— TASK —
Set down each entry below exactly as it stands.

— INPUT DATA —
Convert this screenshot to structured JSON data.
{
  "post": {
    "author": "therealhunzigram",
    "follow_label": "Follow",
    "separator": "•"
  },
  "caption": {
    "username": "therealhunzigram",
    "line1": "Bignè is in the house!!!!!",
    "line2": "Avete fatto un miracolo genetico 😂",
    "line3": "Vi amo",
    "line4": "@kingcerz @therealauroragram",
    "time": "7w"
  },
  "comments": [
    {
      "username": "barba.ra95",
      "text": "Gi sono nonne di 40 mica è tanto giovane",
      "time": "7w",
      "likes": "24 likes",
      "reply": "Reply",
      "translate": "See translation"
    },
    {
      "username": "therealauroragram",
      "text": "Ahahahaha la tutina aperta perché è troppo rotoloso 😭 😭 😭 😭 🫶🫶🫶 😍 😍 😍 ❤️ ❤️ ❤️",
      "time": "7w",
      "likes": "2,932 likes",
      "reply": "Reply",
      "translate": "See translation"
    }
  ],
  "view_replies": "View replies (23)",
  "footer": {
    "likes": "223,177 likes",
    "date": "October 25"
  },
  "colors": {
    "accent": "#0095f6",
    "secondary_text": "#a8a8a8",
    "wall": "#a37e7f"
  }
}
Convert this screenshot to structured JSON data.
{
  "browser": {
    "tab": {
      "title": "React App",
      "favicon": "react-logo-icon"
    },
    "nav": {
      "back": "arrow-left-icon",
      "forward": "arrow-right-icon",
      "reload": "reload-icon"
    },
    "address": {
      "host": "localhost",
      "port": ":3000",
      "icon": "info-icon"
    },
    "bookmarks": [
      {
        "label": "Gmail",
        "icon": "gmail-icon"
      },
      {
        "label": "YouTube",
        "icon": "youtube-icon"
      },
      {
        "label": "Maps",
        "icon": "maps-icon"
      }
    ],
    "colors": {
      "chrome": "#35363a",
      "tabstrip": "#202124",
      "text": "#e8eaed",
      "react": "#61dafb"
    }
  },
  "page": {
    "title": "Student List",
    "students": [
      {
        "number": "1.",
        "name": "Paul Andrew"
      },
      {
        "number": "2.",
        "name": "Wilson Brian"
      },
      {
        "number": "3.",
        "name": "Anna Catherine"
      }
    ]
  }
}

— TASK OUTPUT —
Convert this screenshot to structured JSON data.
{
  "post": {
    "author": "therealhunzigram",
    "follow_label": "Follow",
    "separator": "•"
  },
  "caption": {
    "username": "therealhunzigram",
    "line1": "Bignè is in the house!!!!!",
    "line2": "Avete fatto un miracolo genetico 😂",
    "line3": "Vi amo",
    "line4": "@kingcerz @therealauroragram",
    "time": "7w"
  },
  "comments": [
    {
      "username": "barba.ra95",
      "text": "Gi sono nonne di 40 mica è tanto giovane",
      "time": "7w",
      "likes": "24 likes",
      "reply": "Reply",
      "translate": "See translation"
    },
    {
      "username": "therealauroragram",
      "text": "Ahahahaha la tutina aperta perché è troppo rotoloso 😭 😭 😭 😭 🫶🫶🫶 😍 😍 😍 ❤️ ❤️ ❤️",
      "time": "7w",
      "likes": "2,932 likes",
      "reply": "Reply",
      "translate": "See translation"
    }
  ],
  "view_replies": "View replies (23)",
  "footer": {
    "likes": "223,177 likes",
    "date": "October 25"
  },
  "colors": {
    "accent": "#0095f6",
    "secondary_text": "#a8a8a8",
    "wall": "#a37e7f"
  }
}
Convert this screenshot to structured JSON data.
{
  "browser": {
    "tab": {
      "title": "React App",
      "favicon": "react-logo-icon"
    },
    "nav": {
      "back": "arrow-left-icon",
      "forward": "arrow-right-icon",
      "reload": "reload-icon"
    },
    "address": {
      "host": "localhost",
      "port": ":3000",
      "icon": "info-icon"
    },
    "bookmarks": [
      {
        "label": "Gmail",
        "icon": "gmail-icon"
      },
      {
        "label": "YouTube",
        "icon": "youtube-icon"
      },
      {
        "label": "Maps",
        "icon": "maps-icon"
      }
    ],
    "colors": {
      "chrome": "#35363a",
      "tabstrip": "#202124",
      "text": "#e8eaed",
      "react": "#61dafb"
    }
  },
  "page": {
    "title": "Student List",
    "students": [
      {
        "number": "1.",
        "name": "Paul Andrew"
      },
      {
        "number": "2.",
        "name": "Wilson Brian"
      },
      {
        "number": "3.",
        "name": "Anna Catherine"
      }
    ]
  }
}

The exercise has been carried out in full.